However, many travel rewards credit cards come with annual fees, ranging from a sensible $95 to a staggering $695 per year. Not only that, but travel rewards take time to understand, and you might be left wondering “Are travel credit cards worth it?”
What is a travel credit card?
Travel credit cards come in many variations, but the main three categories include:
Co-branded airline credit cards.
Co-branded hotel credit cards.
Financial institution rewards cards.
Airline credit cards
Airline credit cards include options like the Citi® / AAdvantage® Platinum Select® World Elite Mastercard® , the Delta SkyMiles® Gold American Express Card and the United℠ Explorer Card . These cards, and other airline-related options, earn miles in the respective airline’s loyalty program, which you can redeem for a flight when you have enough piled up. Terms apply.
Hotel credit cards
Hotel credit cards, such as the IHG® Rewards Premier Credit Card , the Hilton Honors American Express Surpass® Card and the Marriott Bonvoy Boundless® Credit Card , perform a similar function and award you with hotel points redeemable for free nights. Terms apply.
General travel cards
You might also have heard about general travel rewards cards, such as The Platinum Card® from American Express , the Chase Sapphire Preferred® Card or the Capital One Venture X Rewards Credit Card . These cards earn flexible points that can be transferred to an array of travel partners, including airlines and hotels, redeemed for travel via a respective issuer’s travel portal, or even used as cash back for statement credits. Terms apply.
No matter which travel rewards card you pick, learning how these rewards work will help you maximize their full potential.
Are travel cards worth an annual fee?
Although a downside, many travel rewards cards come with annual membership fees. Some are reasonable and cost $95 to renew every year. Others charge as much as $695 per year, as The Platinum Card® from American Express does (it could still be worth it for the right traveler , though). Terms apply.
The upside of travel rewards cards is they often come with benefits, statement credits and travel protections, which can offset the annual fees.
For example, Chase Sapphire Reserve® comes with a $550 annual fee. To a casual traveler, the price tag can seem steep. However, the card comes with an easy-to-use annual $300 credit good toward travel purchases. It also comes with up to $60 in DoorDash statement credits (through December 2024), complimentary Priority Pass Select membership and a Global Entry/TSA PreCheck/NEXUS credit every four years, as well as trip delay insurance, baggage delay reimbursement, auto collision damage waiver on rental cars and roadside assistance.
These perks alone can offset the amount to hold the card every year, plus you get to earn points toward travel by making everyday purchases with the card.
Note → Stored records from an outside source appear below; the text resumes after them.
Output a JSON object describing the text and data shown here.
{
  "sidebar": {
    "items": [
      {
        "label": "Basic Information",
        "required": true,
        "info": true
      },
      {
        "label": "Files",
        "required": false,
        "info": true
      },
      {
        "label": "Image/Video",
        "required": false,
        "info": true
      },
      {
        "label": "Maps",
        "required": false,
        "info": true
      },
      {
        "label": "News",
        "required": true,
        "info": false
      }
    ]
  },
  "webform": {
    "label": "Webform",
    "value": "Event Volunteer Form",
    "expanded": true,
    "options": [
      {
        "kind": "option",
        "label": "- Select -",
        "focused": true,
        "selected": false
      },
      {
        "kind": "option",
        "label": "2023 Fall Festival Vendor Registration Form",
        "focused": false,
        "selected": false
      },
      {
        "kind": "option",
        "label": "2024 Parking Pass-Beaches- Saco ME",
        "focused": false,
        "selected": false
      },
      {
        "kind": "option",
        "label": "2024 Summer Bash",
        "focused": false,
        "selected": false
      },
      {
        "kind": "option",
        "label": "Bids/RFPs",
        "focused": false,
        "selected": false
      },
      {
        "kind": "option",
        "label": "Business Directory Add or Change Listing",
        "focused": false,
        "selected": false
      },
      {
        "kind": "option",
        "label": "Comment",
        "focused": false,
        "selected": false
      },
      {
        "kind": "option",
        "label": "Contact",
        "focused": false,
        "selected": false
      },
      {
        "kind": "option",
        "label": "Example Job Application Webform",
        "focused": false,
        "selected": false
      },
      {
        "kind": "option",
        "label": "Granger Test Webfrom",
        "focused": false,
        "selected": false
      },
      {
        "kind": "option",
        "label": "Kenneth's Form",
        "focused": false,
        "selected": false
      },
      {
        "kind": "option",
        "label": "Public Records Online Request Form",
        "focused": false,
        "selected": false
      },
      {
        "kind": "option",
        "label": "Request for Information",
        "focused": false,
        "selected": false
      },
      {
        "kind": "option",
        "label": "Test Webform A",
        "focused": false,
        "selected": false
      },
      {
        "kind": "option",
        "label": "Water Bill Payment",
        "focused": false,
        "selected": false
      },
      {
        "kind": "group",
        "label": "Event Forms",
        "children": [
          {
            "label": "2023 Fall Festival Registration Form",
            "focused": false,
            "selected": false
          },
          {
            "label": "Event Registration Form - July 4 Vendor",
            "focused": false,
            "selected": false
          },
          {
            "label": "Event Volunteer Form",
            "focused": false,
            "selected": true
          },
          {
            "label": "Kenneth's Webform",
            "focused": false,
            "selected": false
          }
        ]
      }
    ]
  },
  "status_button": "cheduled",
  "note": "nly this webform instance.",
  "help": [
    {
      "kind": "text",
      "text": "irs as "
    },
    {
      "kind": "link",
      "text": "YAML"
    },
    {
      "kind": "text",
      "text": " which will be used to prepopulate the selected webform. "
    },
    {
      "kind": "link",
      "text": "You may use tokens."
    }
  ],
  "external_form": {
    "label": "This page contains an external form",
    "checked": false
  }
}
To help you get there faster, Chase Sapphire Reserve® 10x total points on hotel stays and car rentals and 5x total points on air travel purchased through Ultimate RewardsⓇ.
All you have to do is ensure that the value you get from holding a credit card outweighs your out-of-pocket cost to keep it every year.
The same logic applies to co-branded airline and hotel credit cards. Ask yourself if you would use a card’s benefits enough to justify paying its membership fee.
Do you check bags? If you fly with a carry-on only, a free checked bag benefit is useless to you.
Do you get automatic elite status with a hotel chain? Again, it’s worth nothing if your travels take you to non-chain hotels.
Be honest with yourself and keep your expectations realistic when considering a travel rewards card, its cost and the benefits you’d actually use.
Are travel credit cards worth your time?
Although travel rewards cards make it somewhat easy to earn rewards, more often than not, they don’t make it easy to redeem rewards for high value, leaving you to figure that part out on your own.
It’s true that learning how rewards programs work takes time and effort on your part and becoming a pro at maximizing your rewards won’t happen overnight. That’s not to say that it’s difficult to learn the basics.
Read articles on earning and redeeming travel rewards, practice running award searches and become familiar with how credit card points can be used. Here are some resources to get you started: